Countertop refinishing kits are an inexpensive, short-term alternative to replacing worn and outdate laminate counters. These kits come in a multitude of colors, finishes and price ranges.
Step 1: Choose the right product for the job. One-step kits are the less-expensive alternative, but they are not as durable as multistep kits. Most multi-step countertop refinishing kits consist of a base paint layer sprinkled with actual stone chips and topped with a clear protective coating. Multistep products hide imperfections better and are more heat resistant than one-step products, but can cost 10 to 15 times more than the one-step kits.
Step 2: Tape off all surrounding areas with a high-quality painters tape. Use drop cloths to protect floors, sinks and other large surfaces.
Step 3: Wash the entire counter surface with a nonresidual cleaner such as TSP or Dirtex.
Step 4: Remove loose or peeling pieces from the countertop and fill any cracks or divots with epoxy putty or a two-part resin filler like Bondo.
Step 5: Lightly sand the countertop, sweep up the residue and wipe the surface clean with a rag soaked in mineral spirits.
Step 6: Make sure the area is well-ventilated and wear a properly fitted respirator rated for paint fumes. Follow the refinishing kit’s instructions and apply the first coat of paint. Use a brush to trim along the back splash and in tight areas. Work quickly. The paint becomes tacky within an hour and should not be touched after that.
Step 7: Use a smooth foam roller to apply the paint widthwise from the wall to the counter’s edge. Overlap the strokes for a smooth finish. Do not retouch areas after the paint has been applied; allow the second coat to cover imperfections.
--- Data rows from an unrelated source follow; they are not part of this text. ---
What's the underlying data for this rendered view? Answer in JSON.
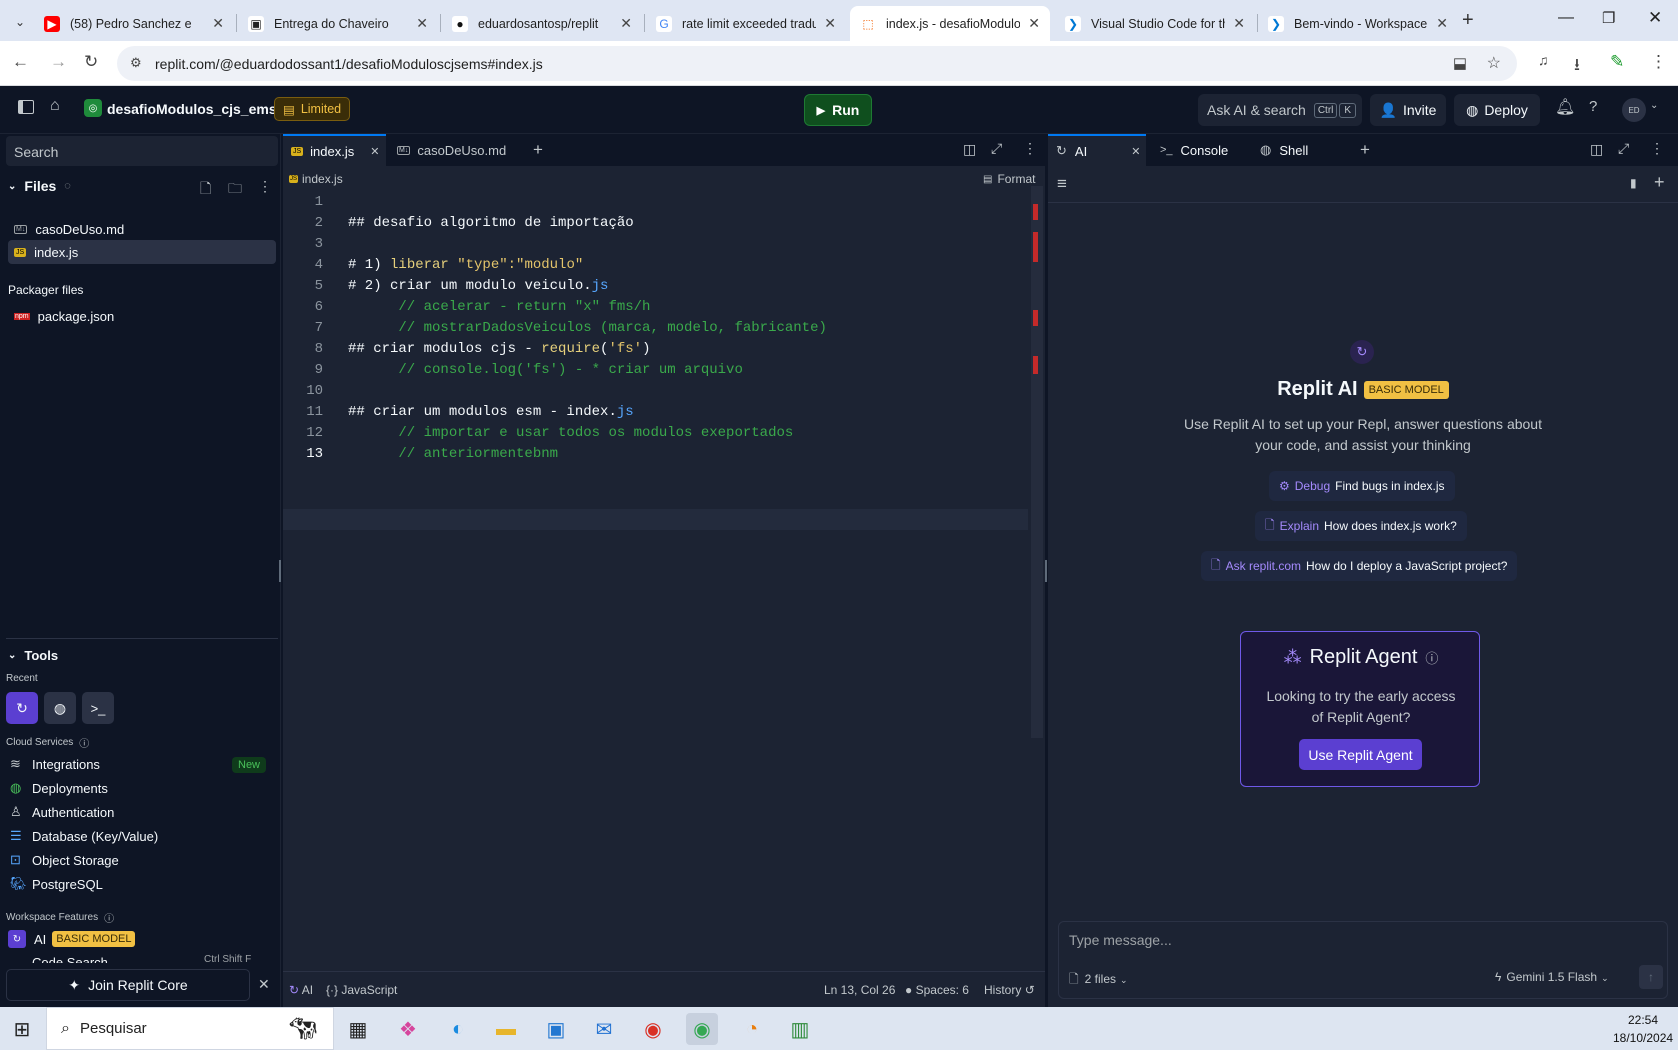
{
  "browser": {
    "tabs": [
      {
        "title": "(58) Pedro Sanchez e",
        "fav": "▶",
        "favbg": "#ff0000",
        "favcolor": "#fff"
      },
      {
        "title": "Entrega do Chaveiro",
        "fav": "▣",
        "favbg": "#fff",
        "favcolor": "#222"
      },
      {
        "title": "eduardosantosp/replit",
        "fav": "●",
        "favbg": "#fff",
        "favcolor": "#111"
      },
      {
        "title": "rate limit exceeded tradu",
        "fav": "G",
        "favbg": "#fff",
        "favcolor": "#4285f4"
      },
      {
        "title": "index.js - desafioModulo",
        "fav": "⬚",
        "favbg": "#fff",
        "favcolor": "#f26207"
      },
      {
        "title": "Visual Studio Code for th",
        "fav": "❯",
        "favbg": "#fff",
        "favcolor": "#0078d4"
      },
      {
        "title": "Bem-vindo - Workspace",
        "fav": "❯",
        "favbg": "#fff",
        "favcolor": "#0078d4"
      }
    ],
    "url": "replit.com/@eduardodossant1/desafioModulos​cjsems#index.js"
  },
  "header": {
    "repl_name": "desafioModulos_cjs_ems",
    "limited": "Limited",
    "run": "Run",
    "search_placeholder": "Ask AI & search",
    "kbd1": "Ctrl",
    "kbd2": "K",
    "invite": "Invite",
    "deploy": "Deploy",
    "avatar": "ED"
  },
  "sidebar": {
    "search": "Search",
    "files_title": "Files",
    "files": [
      {
        "name": "casoDeUso.md",
        "icon": "M↓"
      },
      {
        "name": "index.js",
        "icon": "JS"
      }
    ],
    "packager_title": "Packager files",
    "packager": [
      {
        "name": "package.json",
        "icon": "npm"
      }
    ],
    "tools_title": "Tools",
    "recent": "Recent",
    "cloud_title": "Cloud Services",
    "cloud": [
      "Integrations",
      "Deployments",
      "Authentication",
      "Database (Key/Value)",
      "Object Storage",
      "PostgreSQL"
    ],
    "new_badge": "New",
    "workspace_title": "Workspace Features",
    "ai": "AI",
    "basic_model": "BASIC MODEL",
    "code_search": "Code Search",
    "code_search_kbd": "Ctrl Shift F",
    "join": "Join Replit Core"
  },
  "editor": {
    "tabs": [
      "index.js",
      "casoDeUso.md"
    ],
    "breadcrumb": "index.js",
    "format": "Format",
    "lines": [
      "1",
      "2",
      "3",
      "4",
      "5",
      "6",
      "7",
      "8",
      "9",
      "10",
      "11",
      "12",
      "13"
    ],
    "status": {
      "ai": "AI",
      "lang": "JavaScript",
      "pos": "Ln 13, Col 26",
      "spaces": "Spaces: 6",
      "history": "History"
    }
  },
  "code": {
    "l2": "## desafio algoritmo de importação",
    "l4a": "# 1) ",
    "l4b": "liberar",
    "l4c": " \"type\":\"modulo\"",
    "l5a": "# 2) ",
    "l5b": "criar um modulo veiculo.",
    "l5c": "js",
    "l6": "      // acelerar - return \"x\" fms/h",
    "l7": "      // mostrarDadosVeiculos (marca, modelo, fabricante)",
    "l8a": "## criar modulos cjs - ",
    "l8b": "require",
    "l8c": "(",
    "l8d": "'fs'",
    "l8e": ")",
    "l9": "      // console.log('fs') - * criar um arquivo",
    "l11a": "## criar um modulos esm - index.",
    "l11b": "js",
    "l12": "      // importar e usar todos os modulos exeportados",
    "l13": "      // anteriormentebnm"
  },
  "ai_pane": {
    "tabs": [
      "AI",
      "Console",
      "Shell"
    ],
    "title": "Replit AI",
    "badge": "BASIC MODEL",
    "desc": "Use Replit AI to set up your Repl, answer questions about your code, and assist your thinking",
    "chips": [
      {
        "prefix": "Debug",
        "text": "Find bugs in index.js"
      },
      {
        "prefix": "Explain",
        "text": "How does index.js work?"
      },
      {
        "prefix": "Ask replit.com",
        "text": "How do I deploy a JavaScript project?"
      }
    ],
    "agent_title": "Replit Agent",
    "agent_desc": "Looking to try the early access of Replit Agent?",
    "agent_btn": "Use Replit Agent",
    "message_placeholder": "Type message...",
    "files_chip": "2 files",
    "model": "Gemini 1.5 Flash"
  },
  "taskbar": {
    "search": "Pesquisar",
    "time": "22:54",
    "date": "18/10/2024"
  }
}
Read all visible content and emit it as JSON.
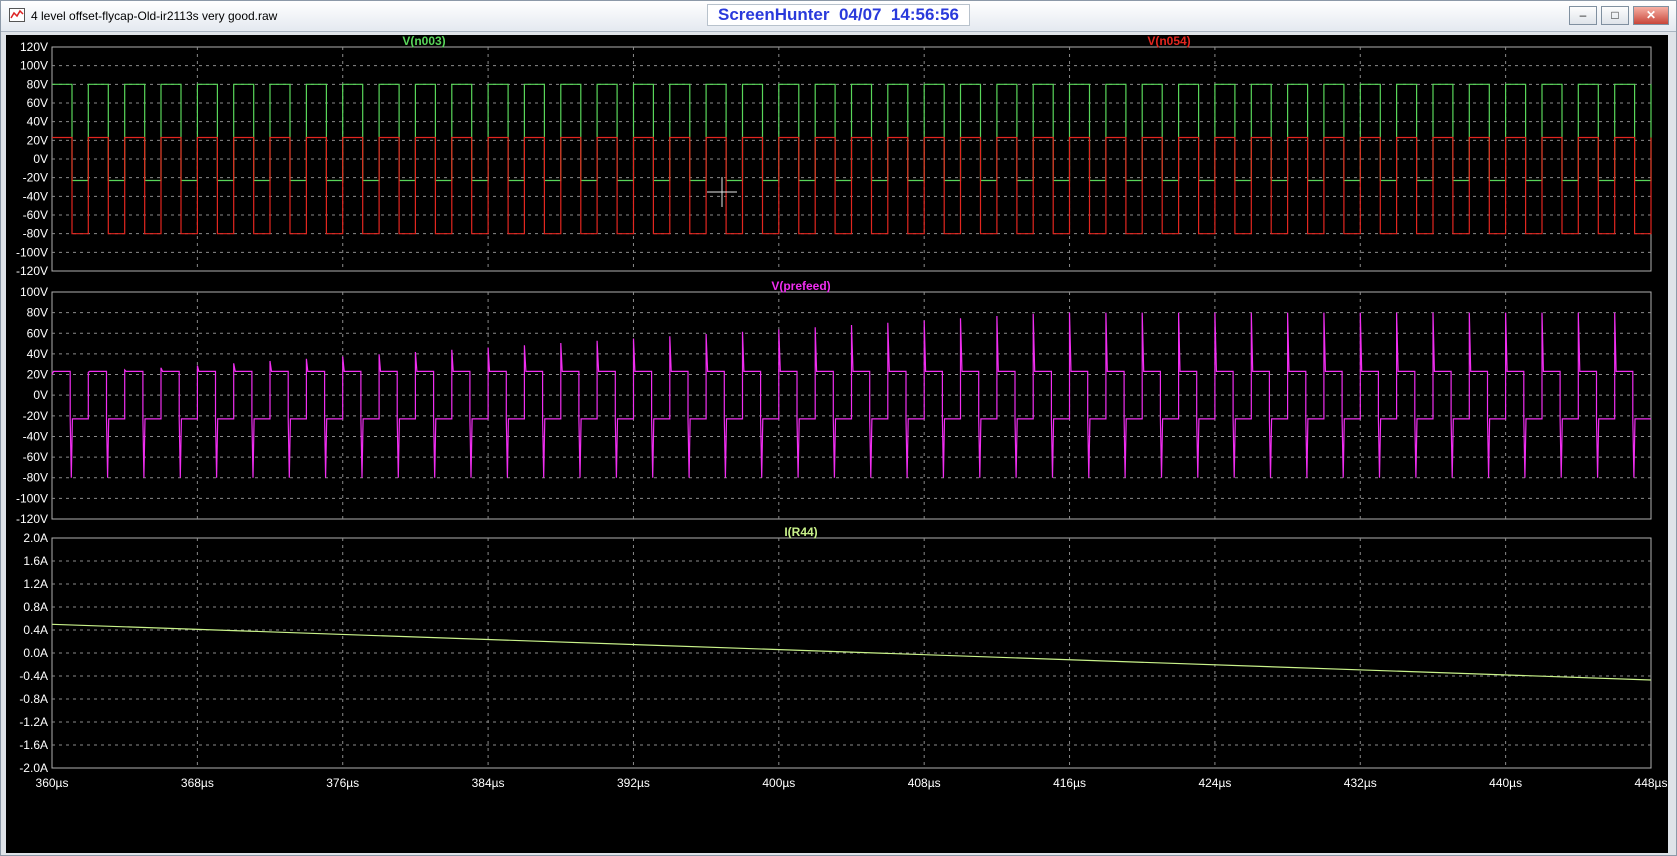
{
  "window": {
    "title": "4 level offset-flycap-Old-ir2113s very good.raw",
    "overlay_text": "ScreenHunter  04/07  14:56:56",
    "controls": {
      "minimize": "–",
      "maximize": "□",
      "close": "✕"
    }
  },
  "colors": {
    "green": "#59d65a",
    "red": "#e2261f",
    "magenta": "#f02ef0",
    "yellowgreen": "#c9f28a",
    "grid": "#8a8a8a",
    "axis_text": "#ffffff"
  },
  "chart_data": [
    {
      "type": "line",
      "name": "pane-top",
      "xlim": [
        360,
        448
      ],
      "ylim": [
        -120,
        120
      ],
      "yticks": [
        120,
        100,
        80,
        60,
        40,
        20,
        0,
        -20,
        -40,
        -60,
        -80,
        -100,
        -120
      ],
      "ytick_labels": [
        "120V",
        "100V",
        "80V",
        "60V",
        "40V",
        "20V",
        "0V",
        "-20V",
        "-40V",
        "-60V",
        "-80V",
        "-100V",
        "-120V"
      ],
      "series": [
        {
          "name": "V(n003)",
          "color": "green",
          "pattern": "square",
          "high": 80,
          "low": -23,
          "period": 2.0,
          "duty": 0.55,
          "phase": 0.0
        },
        {
          "name": "V(n054)",
          "color": "red",
          "pattern": "square",
          "high": 23,
          "low": -80,
          "period": 2.0,
          "duty": 0.55,
          "phase": 0.0
        }
      ]
    },
    {
      "type": "line",
      "name": "pane-middle",
      "xlim": [
        360,
        448
      ],
      "ylim": [
        -120,
        100
      ],
      "yticks": [
        100,
        80,
        60,
        40,
        20,
        0,
        -20,
        -40,
        -60,
        -80,
        -100,
        -120
      ],
      "ytick_labels": [
        "100V",
        "80V",
        "60V",
        "40V",
        "20V",
        "0V",
        "-20V",
        "-40V",
        "-60V",
        "-80V",
        "-100V",
        "-120V"
      ],
      "series": [
        {
          "name": "V(prefeed)",
          "color": "magenta",
          "pattern": "pulsed",
          "high": 23,
          "low": -23,
          "spike_high_start": 20,
          "spike_high_end": 80,
          "spike_low": -80,
          "period": 2.0
        }
      ]
    },
    {
      "type": "line",
      "name": "pane-bottom",
      "xlim": [
        360,
        448
      ],
      "ylim": [
        -2.0,
        2.0
      ],
      "yticks": [
        2.0,
        1.6,
        1.2,
        0.8,
        0.4,
        0.0,
        -0.4,
        -0.8,
        -1.2,
        -1.6,
        -2.0
      ],
      "ytick_labels": [
        "2.0A",
        "1.6A",
        "1.2A",
        "0.8A",
        "0.4A",
        "0.0A",
        "-0.4A",
        "-0.8A",
        "-1.2A",
        "-1.6A",
        "-2.0A"
      ],
      "series": [
        {
          "name": "I(R44)",
          "color": "yellowgreen",
          "x": [
            360,
            448
          ],
          "y": [
            0.5,
            -0.47
          ]
        }
      ]
    }
  ],
  "x_axis": {
    "ticks": [
      360,
      368,
      376,
      384,
      392,
      400,
      408,
      416,
      424,
      432,
      440,
      448
    ],
    "tick_labels": [
      "360µs",
      "368µs",
      "376µs",
      "384µs",
      "392µs",
      "400µs",
      "408µs",
      "416µs",
      "424µs",
      "432µs",
      "440µs",
      "448µs"
    ]
  }
}
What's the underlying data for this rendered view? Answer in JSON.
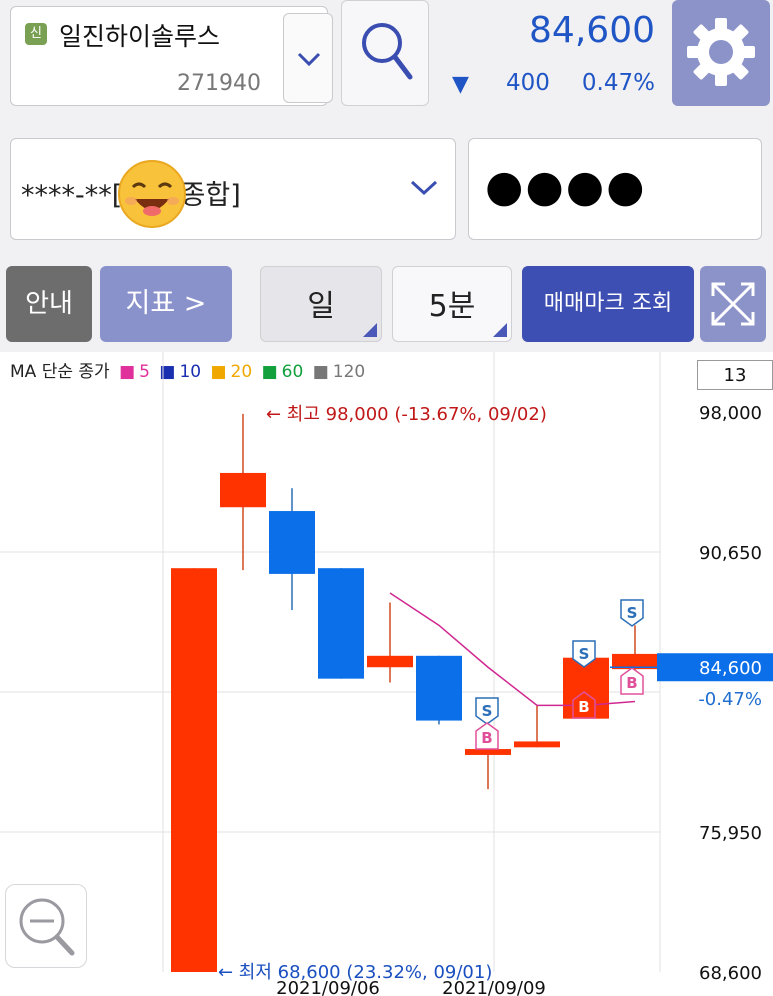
{
  "header": {
    "badge": "신",
    "stock_name": "일진하이솔루스",
    "stock_code": "271940",
    "price": "84,600",
    "change_arrow": "▼",
    "change": "400",
    "change_pct": "0.47%"
  },
  "account": {
    "label": "****-**[ 위탁종합]",
    "password_mask": "●●●●"
  },
  "toolbar": {
    "guide": "안내",
    "indicator": "지표 >",
    "period": "일",
    "interval": "5분",
    "trade_mark": "매매마크 조회"
  },
  "legend": {
    "title": "MA 단순 종가",
    "ma": [
      {
        "label": "5",
        "color": "#e0309b"
      },
      {
        "label": "10",
        "color": "#1a2fb0"
      },
      {
        "label": "20",
        "color": "#f0a800"
      },
      {
        "label": "60",
        "color": "#12a03c"
      },
      {
        "label": "120",
        "color": "#777777"
      }
    ],
    "count": "13"
  },
  "chart_data": {
    "type": "candlestick",
    "ylim": [
      68600,
      98000
    ],
    "y_ticks": [
      "98,000",
      "90,650",
      "75,950",
      "68,600"
    ],
    "x_ticks": [
      "2021/09/06",
      "2021/09/09"
    ],
    "current_price_label": "84,600",
    "current_change_label": "-0.47%",
    "high_annotation": "← 최고 98,000 (-13.67%, 09/02)",
    "low_annotation": "← 최저 68,600 (23.32%, 09/01)",
    "up_color": "#ff3300",
    "down_color": "#0a6fe8",
    "candles": [
      {
        "open": 68600,
        "close": 89800,
        "high": 89800,
        "low": 68600
      },
      {
        "open": 93000,
        "close": 94800,
        "high": 97900,
        "low": 89700
      },
      {
        "open": 92800,
        "close": 89500,
        "high": 94000,
        "low": 87600
      },
      {
        "open": 89800,
        "close": 84000,
        "high": 89800,
        "low": 84000
      },
      {
        "open": 84600,
        "close": 85200,
        "high": 88000,
        "low": 83800
      },
      {
        "open": 85200,
        "close": 81800,
        "high": 85200,
        "low": 81600
      },
      {
        "open": 80100,
        "close": 80200,
        "high": 81500,
        "low": 78200
      },
      {
        "open": 80500,
        "close": 80600,
        "high": 82600,
        "low": 80400
      },
      {
        "open": 81900,
        "close": 85100,
        "high": 86000,
        "low": 81900
      },
      {
        "open": 84500,
        "close": 85300,
        "high": 86800,
        "low": 84300
      }
    ],
    "ma5_line": [
      null,
      null,
      null,
      null,
      88500,
      86800,
      84600,
      82600,
      82600,
      82800
    ],
    "trade_marks": [
      {
        "candle": 6,
        "label": "S",
        "type": "sell"
      },
      {
        "candle": 6,
        "label": "B",
        "type": "buy"
      },
      {
        "candle": 8,
        "label": "S",
        "type": "sell"
      },
      {
        "candle": 8,
        "label": "B",
        "type": "buy"
      },
      {
        "candle": 9,
        "label": "S",
        "type": "sell"
      },
      {
        "candle": 9,
        "label": "B",
        "type": "buy"
      }
    ]
  }
}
Step 8: For single-step products, apply the second coat within an hour or wait 24 hours before recoating. For multistep products, follow the kit’s instructions to complete the project. Typically this will consist of liberally spreading a stone finish atop the first coat of paint, sanding it and later applying a top coat to seal the surface.
Step 9: Once all coats have been applied, allow the finish to cure for three to four days before removing the painters tape. To ensure that the edge is unblemished, run a carton knife along the edge of the tape and pull it back slowly.